=== INPUT MATERIAL ===

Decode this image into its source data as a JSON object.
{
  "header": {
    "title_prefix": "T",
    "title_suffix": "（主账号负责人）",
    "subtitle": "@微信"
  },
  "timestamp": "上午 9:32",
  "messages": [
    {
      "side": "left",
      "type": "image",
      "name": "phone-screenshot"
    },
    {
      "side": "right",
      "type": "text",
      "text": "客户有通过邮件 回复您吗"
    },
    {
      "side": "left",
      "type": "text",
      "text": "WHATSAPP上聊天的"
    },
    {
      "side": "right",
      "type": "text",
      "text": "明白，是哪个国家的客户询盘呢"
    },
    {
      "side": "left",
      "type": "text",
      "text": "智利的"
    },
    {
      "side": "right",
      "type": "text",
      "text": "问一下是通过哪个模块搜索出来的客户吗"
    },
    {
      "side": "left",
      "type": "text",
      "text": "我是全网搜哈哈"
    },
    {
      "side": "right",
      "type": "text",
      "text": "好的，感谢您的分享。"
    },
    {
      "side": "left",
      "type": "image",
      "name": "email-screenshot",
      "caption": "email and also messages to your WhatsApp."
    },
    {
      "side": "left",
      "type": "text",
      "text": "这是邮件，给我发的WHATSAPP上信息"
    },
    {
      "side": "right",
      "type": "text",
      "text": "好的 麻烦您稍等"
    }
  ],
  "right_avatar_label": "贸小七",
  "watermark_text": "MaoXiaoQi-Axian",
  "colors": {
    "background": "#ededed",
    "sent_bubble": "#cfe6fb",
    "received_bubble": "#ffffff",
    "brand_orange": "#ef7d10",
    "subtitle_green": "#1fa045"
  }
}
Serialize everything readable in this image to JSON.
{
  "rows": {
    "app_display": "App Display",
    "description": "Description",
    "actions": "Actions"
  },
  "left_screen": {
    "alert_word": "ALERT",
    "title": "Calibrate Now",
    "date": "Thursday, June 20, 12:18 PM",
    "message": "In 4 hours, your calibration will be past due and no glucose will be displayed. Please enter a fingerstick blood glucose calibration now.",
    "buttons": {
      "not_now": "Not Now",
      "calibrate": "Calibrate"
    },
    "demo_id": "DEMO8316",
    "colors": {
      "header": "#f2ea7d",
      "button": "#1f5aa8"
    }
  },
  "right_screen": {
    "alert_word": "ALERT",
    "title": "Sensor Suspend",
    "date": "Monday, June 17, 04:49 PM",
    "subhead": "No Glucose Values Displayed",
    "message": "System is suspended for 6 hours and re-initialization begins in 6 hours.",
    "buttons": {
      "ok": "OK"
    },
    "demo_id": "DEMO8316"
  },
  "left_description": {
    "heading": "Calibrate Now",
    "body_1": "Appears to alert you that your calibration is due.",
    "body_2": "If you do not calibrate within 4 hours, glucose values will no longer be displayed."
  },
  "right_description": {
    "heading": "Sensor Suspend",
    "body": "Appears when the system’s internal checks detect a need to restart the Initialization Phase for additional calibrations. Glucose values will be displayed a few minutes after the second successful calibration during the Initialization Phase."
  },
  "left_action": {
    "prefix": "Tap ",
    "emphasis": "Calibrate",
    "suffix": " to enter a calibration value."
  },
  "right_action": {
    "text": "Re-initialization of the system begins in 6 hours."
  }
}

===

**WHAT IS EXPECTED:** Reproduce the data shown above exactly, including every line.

**SOLUTION TO THIS EXERCISE:**
Decode this image into its source data as a JSON object.
{
  "header": {
    "title_prefix": "T",
    "title_suffix": "（主账号负责人）",
    "subtitle": "@微信"
  },
  "timestamp": "上午 9:32",
  "messages": [
    {
      "side": "left",
      "type": "image",
      "name": "phone-screenshot"
    },
    {
      "side": "right",
      "type": "text",
      "text": "客户有通过邮件 回复您吗"
    },
    {
      "side": "left",
      "type": "text",
      "text": "WHATSAPP上聊天的"
    },
    {
      "side": "right",
      "type": "text",
      "text": "明白，是哪个国家的客户询盘呢"
    },
    {
      "side": "left",
      "type": "text",
      "text": "智利的"
    },
    {
      "side": "right",
      "type": "text",
      "text": "问一下是通过哪个模块搜索出来的客户吗"
    },
    {
      "side": "left",
      "type": "text",
      "text": "我是全网搜哈哈"
    },
    {
      "side": "right",
      "type": "text",
      "text": "好的，感谢您的分享。"
    },
    {
      "side": "left",
      "type": "image",
      "name": "email-screenshot",
      "caption": "email and also messages to your WhatsApp."
    },
    {
      "side": "left",
      "type": "text",
      "text": "这是邮件，给我发的WHATSAPP上信息"
    },
    {
      "side": "right",
      "type": "text",
      "text": "好的 麻烦您稍等"
    }
  ],
  "right_avatar_label": "贸小七",
  "watermark_text": "MaoXiaoQi-Axian",
  "colors": {
    "background": "#ededed",
    "sent_bubble": "#cfe6fb",
    "received_bubble": "#ffffff",
    "brand_orange": "#ef7d10",
    "subtitle_green": "#1fa045"
  }
}
Serialize everything readable in this image to JSON.
{
  "rows": {
    "app_display": "App Display",
    "description": "Description",
    "actions": "Actions"
  },
  "left_screen": {
    "alert_word": "ALERT",
    "title": "Calibrate Now",
    "date": "Thursday, June 20, 12:18 PM",
    "message": "In 4 hours, your calibration will be past due and no glucose will be displayed. Please enter a fingerstick blood glucose calibration now.",
    "buttons": {
      "not_now": "Not Now",
      "calibrate": "Calibrate"
    },
    "demo_id": "DEMO8316",
    "colors": {
      "header": "#f2ea7d",
      "button": "#1f5aa8"
    }
  },
  "right_screen": {
    "alert_word": "ALERT",
    "title": "Sensor Suspend",
    "date": "Monday, June 17, 04:49 PM",
    "subhead": "No Glucose Values Displayed",
    "message": "System is suspended for 6 hours and re-initialization begins in 6 hours.",
    "buttons": {
      "ok": "OK"
    },
    "demo_id": "DEMO8316"
  },
  "left_description": {
    "heading": "Calibrate Now",
    "body_1": "Appears to alert you that your calibration is due.",
    "body_2": "If you do not calibrate within 4 hours, glucose values will no longer be displayed."
  },
  "right_description": {
    "heading": "Sensor Suspend",
    "body": "Appears when the system’s internal checks detect a need to restart the Initialization Phase for additional calibrations. Glucose values will be displayed a few minutes after the second successful calibration during the Initialization Phase."
  },
  "left_action": {
    "prefix": "Tap ",
    "emphasis": "Calibrate",
    "suffix": " to enter a calibration value."
  },
  "right_action": {
    "text": "Re-initialization of the system begins in 6 hours."
  }
}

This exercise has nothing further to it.